[Photos: 1 2 3 4 5]
Steve and Camille left today for a few days of solo exploration, and we´re staying behind for a tour of a local coffee plantation [photos: 1 2 3 4 5 6] and to plan tomorrow´s journey. We expect a couple weeks more of travel before settling into Xela (again) for more language courses.
Thursday, June 02, 2005 by Jeff
Heather finally arrived two nights ago. After a night in Guatemala City we hired a minivan for the hour-long trip to Antigua. I now have the ability to post photos, so take another look below for some pictures I've been saving up for two weeks.
We've spent the past couple of days here just wandering randomly. Today we came across this enormous old church [photos: 1 2 3 4 ]. I wish I could tell you more about it, but it was a random find. The hostel we're staying at has the nicest, fastest computers I've seen anywhere - a perfect place to upload photos.
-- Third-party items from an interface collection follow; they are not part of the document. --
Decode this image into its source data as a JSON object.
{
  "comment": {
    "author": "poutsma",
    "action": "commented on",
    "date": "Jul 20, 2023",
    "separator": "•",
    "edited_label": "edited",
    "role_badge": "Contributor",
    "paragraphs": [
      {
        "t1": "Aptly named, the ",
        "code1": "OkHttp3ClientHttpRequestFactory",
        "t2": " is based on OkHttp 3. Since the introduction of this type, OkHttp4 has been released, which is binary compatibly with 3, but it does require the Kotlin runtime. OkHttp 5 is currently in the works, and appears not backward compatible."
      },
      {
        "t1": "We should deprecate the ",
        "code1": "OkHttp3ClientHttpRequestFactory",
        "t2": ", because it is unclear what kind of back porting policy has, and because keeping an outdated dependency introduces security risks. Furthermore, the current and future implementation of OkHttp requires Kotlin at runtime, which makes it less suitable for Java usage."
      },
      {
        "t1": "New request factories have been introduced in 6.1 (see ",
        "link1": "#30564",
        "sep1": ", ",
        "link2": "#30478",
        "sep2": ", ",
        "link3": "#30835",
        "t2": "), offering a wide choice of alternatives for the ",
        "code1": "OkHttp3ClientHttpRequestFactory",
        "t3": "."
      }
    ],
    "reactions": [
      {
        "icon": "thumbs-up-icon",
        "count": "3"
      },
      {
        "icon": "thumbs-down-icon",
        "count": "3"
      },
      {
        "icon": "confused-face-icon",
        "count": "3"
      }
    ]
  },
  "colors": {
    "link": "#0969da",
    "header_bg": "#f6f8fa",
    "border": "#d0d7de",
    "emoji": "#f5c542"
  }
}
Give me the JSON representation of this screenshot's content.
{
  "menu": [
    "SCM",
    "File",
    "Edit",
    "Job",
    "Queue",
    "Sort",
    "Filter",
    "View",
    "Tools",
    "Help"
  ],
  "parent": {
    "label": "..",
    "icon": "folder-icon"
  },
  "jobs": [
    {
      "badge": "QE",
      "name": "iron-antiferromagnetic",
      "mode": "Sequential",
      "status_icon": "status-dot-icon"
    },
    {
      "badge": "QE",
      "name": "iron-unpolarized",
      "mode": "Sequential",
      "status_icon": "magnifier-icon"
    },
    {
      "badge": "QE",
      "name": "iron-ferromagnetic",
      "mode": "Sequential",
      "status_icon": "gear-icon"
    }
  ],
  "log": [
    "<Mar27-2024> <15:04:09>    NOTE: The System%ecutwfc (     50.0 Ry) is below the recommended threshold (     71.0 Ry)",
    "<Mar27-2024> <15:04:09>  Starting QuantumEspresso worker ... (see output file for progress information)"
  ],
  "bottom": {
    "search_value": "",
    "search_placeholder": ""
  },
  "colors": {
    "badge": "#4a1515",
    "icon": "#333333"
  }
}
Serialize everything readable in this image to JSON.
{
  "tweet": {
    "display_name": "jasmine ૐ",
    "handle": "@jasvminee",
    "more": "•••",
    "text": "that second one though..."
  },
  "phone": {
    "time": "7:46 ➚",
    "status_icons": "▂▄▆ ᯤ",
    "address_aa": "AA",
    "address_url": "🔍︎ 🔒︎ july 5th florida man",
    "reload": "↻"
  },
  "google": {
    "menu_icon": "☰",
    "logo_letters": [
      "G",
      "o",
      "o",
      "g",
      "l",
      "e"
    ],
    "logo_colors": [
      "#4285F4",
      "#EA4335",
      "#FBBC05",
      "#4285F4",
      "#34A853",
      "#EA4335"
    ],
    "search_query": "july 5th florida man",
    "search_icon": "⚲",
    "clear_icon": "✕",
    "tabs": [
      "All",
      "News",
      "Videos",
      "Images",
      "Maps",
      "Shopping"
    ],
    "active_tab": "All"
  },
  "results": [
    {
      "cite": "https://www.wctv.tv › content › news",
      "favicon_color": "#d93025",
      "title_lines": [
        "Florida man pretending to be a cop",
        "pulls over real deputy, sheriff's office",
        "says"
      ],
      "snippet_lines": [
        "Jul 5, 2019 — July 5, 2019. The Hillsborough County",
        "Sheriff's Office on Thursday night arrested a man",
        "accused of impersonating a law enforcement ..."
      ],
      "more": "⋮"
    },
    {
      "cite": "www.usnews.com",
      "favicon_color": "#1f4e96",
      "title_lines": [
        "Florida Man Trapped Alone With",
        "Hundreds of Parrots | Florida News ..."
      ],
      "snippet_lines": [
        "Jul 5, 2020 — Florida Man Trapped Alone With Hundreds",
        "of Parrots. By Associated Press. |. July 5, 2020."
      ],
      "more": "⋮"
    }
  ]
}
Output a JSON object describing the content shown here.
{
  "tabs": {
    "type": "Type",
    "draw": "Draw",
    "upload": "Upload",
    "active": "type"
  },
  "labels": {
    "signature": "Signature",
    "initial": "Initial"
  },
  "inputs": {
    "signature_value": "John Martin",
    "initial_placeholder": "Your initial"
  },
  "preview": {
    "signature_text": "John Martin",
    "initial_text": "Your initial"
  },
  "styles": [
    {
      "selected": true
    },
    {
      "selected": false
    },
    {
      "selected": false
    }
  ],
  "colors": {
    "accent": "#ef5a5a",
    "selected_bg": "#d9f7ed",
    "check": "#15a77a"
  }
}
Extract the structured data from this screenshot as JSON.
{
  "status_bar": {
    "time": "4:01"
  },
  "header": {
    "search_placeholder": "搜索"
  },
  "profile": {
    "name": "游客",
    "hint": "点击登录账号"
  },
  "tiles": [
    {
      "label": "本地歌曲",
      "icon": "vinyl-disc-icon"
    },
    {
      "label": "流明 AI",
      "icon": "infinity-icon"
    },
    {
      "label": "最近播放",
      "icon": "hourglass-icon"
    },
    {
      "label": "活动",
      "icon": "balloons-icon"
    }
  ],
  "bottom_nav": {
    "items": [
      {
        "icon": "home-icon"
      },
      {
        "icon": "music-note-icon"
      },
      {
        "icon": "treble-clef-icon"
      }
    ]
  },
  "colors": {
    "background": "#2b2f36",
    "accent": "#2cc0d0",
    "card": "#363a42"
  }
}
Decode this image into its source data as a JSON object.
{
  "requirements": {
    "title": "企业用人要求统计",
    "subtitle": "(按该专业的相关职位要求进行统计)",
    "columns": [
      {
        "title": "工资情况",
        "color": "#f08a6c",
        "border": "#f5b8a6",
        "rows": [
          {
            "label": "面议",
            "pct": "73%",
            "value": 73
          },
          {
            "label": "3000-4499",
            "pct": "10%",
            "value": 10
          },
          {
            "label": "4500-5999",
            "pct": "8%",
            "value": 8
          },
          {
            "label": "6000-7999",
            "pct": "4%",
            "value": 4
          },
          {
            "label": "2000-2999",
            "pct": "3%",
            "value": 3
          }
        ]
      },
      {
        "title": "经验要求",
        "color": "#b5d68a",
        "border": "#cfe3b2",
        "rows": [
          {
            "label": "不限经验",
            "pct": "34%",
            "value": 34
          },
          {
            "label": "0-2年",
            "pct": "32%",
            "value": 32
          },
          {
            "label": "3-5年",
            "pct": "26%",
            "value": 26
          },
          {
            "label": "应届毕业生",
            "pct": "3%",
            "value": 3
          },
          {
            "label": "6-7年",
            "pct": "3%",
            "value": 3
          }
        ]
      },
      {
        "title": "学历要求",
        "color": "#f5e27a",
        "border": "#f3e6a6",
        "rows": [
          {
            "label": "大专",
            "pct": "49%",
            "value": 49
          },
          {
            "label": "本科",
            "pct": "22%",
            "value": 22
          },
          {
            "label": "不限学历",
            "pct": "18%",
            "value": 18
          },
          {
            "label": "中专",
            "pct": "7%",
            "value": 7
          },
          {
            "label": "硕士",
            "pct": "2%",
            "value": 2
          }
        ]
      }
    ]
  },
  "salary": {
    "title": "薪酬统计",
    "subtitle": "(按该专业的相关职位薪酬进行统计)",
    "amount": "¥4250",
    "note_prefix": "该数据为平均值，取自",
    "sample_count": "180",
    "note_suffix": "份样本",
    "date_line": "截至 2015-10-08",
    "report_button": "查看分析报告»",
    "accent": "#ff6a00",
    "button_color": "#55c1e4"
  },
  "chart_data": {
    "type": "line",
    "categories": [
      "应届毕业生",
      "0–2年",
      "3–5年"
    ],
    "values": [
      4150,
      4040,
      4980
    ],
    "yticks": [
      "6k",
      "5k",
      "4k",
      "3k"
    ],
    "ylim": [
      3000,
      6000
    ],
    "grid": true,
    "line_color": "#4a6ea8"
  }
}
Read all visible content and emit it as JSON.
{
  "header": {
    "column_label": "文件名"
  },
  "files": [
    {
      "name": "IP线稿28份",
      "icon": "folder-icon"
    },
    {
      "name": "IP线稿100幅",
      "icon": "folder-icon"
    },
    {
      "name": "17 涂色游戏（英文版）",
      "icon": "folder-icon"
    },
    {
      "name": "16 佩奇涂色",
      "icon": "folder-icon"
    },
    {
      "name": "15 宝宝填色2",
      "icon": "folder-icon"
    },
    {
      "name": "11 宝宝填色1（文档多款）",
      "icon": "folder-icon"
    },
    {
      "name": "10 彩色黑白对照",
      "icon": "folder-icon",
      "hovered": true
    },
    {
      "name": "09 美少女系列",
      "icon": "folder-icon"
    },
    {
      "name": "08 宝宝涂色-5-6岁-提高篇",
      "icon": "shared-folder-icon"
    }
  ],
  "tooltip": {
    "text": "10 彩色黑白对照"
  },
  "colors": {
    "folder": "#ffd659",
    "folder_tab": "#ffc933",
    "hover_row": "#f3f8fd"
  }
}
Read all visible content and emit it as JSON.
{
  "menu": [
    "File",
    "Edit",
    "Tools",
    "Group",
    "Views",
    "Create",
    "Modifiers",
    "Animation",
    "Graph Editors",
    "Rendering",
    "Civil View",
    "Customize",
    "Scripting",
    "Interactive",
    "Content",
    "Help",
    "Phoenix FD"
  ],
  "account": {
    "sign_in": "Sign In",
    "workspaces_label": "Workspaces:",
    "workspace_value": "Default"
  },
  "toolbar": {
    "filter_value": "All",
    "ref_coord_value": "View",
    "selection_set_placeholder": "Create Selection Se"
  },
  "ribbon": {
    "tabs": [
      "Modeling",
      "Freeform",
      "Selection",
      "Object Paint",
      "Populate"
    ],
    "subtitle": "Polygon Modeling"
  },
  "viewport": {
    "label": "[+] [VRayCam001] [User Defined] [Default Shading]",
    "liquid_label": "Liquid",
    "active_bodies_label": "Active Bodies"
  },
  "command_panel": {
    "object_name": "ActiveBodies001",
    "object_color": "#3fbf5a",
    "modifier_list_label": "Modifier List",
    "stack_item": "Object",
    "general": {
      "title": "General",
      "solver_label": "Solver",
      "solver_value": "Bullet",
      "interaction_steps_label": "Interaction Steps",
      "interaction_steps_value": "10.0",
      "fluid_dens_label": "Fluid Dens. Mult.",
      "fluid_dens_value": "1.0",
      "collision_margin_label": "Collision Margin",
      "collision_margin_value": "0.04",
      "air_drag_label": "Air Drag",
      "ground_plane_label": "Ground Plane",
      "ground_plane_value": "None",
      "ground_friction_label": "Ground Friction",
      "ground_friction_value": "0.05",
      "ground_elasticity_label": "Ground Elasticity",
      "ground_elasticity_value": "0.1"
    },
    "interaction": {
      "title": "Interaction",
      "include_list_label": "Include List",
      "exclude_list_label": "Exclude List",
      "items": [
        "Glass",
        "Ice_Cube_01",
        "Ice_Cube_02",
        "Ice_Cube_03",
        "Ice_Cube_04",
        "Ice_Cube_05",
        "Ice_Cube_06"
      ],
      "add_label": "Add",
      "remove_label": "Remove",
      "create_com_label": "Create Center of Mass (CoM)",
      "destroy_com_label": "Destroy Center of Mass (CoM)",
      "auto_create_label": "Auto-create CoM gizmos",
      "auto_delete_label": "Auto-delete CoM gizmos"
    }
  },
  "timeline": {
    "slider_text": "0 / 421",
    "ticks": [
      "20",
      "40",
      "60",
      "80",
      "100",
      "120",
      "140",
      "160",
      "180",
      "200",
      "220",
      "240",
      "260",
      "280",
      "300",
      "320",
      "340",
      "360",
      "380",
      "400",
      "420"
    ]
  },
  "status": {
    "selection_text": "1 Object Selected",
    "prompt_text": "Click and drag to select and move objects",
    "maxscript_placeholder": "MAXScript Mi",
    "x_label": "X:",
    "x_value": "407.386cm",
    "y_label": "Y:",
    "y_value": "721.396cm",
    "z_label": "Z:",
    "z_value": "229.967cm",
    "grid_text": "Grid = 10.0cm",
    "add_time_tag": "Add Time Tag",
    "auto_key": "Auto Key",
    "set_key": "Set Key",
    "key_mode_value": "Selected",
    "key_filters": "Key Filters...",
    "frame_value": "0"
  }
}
It's a buck an hour for the internet, which is the most expensive I've yet seen. In general, this town seems much smaller than Xela and much cleaner. The streets are wider and the people wealthier. Fewer stray dogs.
I'm running out of time, but want to leave you with one last shot of Heather at her finest. Cheers.